*PROBLEM REQUIREMENTS*:
Scan the records for the string "username" and copy every line that holds it.

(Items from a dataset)
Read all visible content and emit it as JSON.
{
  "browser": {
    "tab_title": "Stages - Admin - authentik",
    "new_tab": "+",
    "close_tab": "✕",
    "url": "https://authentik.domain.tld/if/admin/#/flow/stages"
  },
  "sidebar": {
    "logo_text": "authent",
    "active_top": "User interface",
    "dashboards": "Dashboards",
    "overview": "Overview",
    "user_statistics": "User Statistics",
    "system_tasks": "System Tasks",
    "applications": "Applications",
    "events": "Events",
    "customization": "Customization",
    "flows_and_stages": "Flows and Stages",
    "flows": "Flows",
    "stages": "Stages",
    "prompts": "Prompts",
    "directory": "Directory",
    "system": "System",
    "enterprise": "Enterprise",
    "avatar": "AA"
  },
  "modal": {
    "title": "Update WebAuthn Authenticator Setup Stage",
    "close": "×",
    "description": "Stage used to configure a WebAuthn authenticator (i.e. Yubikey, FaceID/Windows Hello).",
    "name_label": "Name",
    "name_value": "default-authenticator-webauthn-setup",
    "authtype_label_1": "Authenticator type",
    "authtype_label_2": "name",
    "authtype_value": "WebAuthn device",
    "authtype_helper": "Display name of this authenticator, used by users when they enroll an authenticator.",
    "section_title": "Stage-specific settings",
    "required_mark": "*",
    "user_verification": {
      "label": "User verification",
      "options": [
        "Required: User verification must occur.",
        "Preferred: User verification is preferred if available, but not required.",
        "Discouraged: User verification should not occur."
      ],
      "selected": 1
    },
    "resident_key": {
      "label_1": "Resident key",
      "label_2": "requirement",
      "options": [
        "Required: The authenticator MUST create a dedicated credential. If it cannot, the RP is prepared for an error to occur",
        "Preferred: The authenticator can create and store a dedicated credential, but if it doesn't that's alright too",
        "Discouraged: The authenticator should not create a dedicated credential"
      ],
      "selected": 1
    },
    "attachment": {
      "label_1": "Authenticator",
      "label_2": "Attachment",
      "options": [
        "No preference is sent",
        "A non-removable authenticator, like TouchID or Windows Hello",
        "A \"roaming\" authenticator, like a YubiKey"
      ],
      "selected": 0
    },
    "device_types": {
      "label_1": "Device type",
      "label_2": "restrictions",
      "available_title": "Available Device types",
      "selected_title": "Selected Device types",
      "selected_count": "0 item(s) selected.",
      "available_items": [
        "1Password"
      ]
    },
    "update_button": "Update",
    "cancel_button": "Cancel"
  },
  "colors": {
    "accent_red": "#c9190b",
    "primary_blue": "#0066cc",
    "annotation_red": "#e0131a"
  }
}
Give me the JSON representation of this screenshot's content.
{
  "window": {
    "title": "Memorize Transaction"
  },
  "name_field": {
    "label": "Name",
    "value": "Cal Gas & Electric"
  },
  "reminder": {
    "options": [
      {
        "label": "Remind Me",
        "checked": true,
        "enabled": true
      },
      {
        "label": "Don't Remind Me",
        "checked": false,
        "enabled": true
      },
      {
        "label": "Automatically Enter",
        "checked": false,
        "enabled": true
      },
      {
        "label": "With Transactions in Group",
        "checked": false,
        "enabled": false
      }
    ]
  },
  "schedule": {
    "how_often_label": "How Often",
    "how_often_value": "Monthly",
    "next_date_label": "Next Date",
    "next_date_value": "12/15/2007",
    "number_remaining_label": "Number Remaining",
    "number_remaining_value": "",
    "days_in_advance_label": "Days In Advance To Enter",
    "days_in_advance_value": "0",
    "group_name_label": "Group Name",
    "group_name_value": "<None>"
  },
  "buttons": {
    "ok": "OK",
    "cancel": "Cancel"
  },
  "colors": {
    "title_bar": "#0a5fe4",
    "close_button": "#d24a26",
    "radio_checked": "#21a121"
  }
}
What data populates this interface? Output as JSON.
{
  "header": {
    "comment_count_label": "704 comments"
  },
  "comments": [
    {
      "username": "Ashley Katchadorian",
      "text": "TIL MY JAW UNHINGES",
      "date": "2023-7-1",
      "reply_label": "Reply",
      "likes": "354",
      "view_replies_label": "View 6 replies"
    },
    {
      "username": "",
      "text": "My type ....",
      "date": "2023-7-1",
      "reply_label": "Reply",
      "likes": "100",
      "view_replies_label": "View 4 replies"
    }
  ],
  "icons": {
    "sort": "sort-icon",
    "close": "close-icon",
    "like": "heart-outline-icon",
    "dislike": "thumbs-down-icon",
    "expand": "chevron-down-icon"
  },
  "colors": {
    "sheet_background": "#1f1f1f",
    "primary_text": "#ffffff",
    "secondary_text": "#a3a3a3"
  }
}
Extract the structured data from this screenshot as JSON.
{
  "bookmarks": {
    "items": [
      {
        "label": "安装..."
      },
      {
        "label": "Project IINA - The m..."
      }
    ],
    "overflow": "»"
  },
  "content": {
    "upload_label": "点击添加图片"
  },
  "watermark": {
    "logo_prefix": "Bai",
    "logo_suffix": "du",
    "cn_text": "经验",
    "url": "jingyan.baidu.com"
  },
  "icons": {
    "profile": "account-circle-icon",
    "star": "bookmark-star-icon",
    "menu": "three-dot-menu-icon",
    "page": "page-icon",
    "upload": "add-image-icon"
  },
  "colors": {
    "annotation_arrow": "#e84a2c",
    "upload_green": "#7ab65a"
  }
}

*SOLUTION TO THIS TASK*:
      "username": "Ashley Katchadorian",
      "username": "",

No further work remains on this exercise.